Grace waited. The alarm continued its assault. She tried to quiet her mind by running though the shanties her grandfather used to sing when she was young. Curled up on his lap with her ear pressed to his chest, she could feel the music and be lost to the calm. With an ‘I’se the b’y’ and a ‘where’s your troosers’, Grace weathered the storm.
With a loud mechanical clunk followed by a whoosh of moving air, the chemical fog lifted. Her ears popped and rung with the change in pressure and relief from the siren. The emergency light still flashed its notice. They were still on isolated aux power. Quarantine was still in effect.
When the heavy fans shut off, Grace stood up and tested the air with her nose. It smelled okay, if that meant anything. Her face and hands tingled. She examined her palms and winced, happy for the moment that a mirror was not nearby.
Grace made her way over to where Michael lay. He wasn’t moving. She turned his head towards her. His lifeless blue eyes stared back at her. She grabbed his wrist, lowered her ear to his face and took stock. No breath, no chest motion, no pulse. No Michael. Gramps didn’t have a sailor song in his repertoire to make this scene any better. Grace turned quickly and vomited on the floor. Blackish blood curdled in her rejected lunch.
Despite her dizziness, Grace rose and steadied herself on the steel counter top. The dozen paces to the open centrifuge might as well have been miles. She made her way hand-over-hand from table to bench, from scan table to eyewash station. Her peripheral vision left her. Grace knew that wasn’t just a stress response. They saw the same thing in the rats. The limbic system and optic nerve were a part of the prognosis. She’d be blind in minutes, babbling like an idiot not long after. She thought back on her partner. There wasn’t much time to shut this down.
The centrifuge was cracked from the violent reaction. There wasn’t any compound left in the canisters. She imagined it seeping and slithering just out of sight. It would be hiding from her, plotting its next move.
She knew the risks when they brought that sample back from Marianas Trench. It wasn’t really alive, but it wasn’t quite not, was it? Little difference, it killed whatever came in contact with it. Motive didn’t matter. Survival did.
The intercom buzzed overhead. “Grace.” The voice was grim, yet familiar and welcome.
She turned towards the main glass doors. The illusion of freedom taunted her. Doctor Mintz and some five-star jarhead stared at her. Grace stumbled to the control panel beside the door. Hovering over the useless ‘open’ button, she pressed the ‘two-way’ instead.
“Hey, boss,” she said quietly. Her voice was thick as her tongue struggled to work. “Our goose is cooked. This facility is compromised. It’s just me and “The Sludge” here now. I authorize you to scrub. Torch and salt.”

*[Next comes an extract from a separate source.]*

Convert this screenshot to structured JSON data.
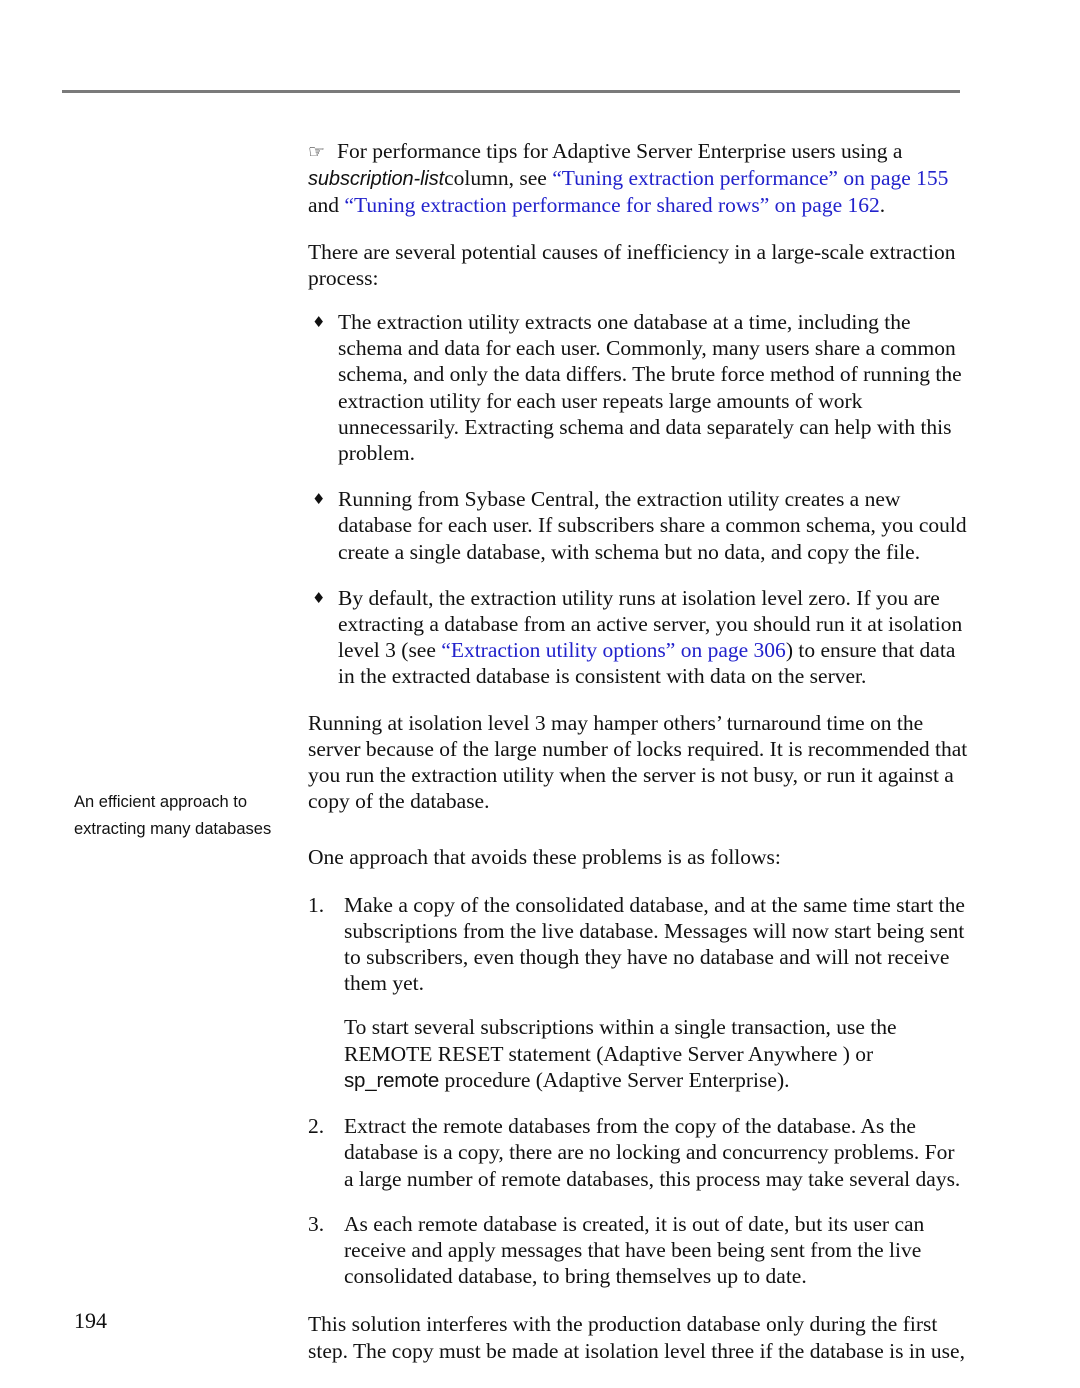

Mintz’ face blanched and his lips formed a tight line. “I’m sorry, Grace. For both of you.” He nodded to the soldier. The man silently retreated to make his preparations. She waved weakly to her mentor as the metal blast door came down. Grace was all alone now. Well, mostly. The sense of ‘otherness’ played with her crumbling mind.
The fans spun up again. Grace smelled the mixture of ether and propellant fill the room. She didn’t bother with the mask this time. The anesthetic was preferable to the flame.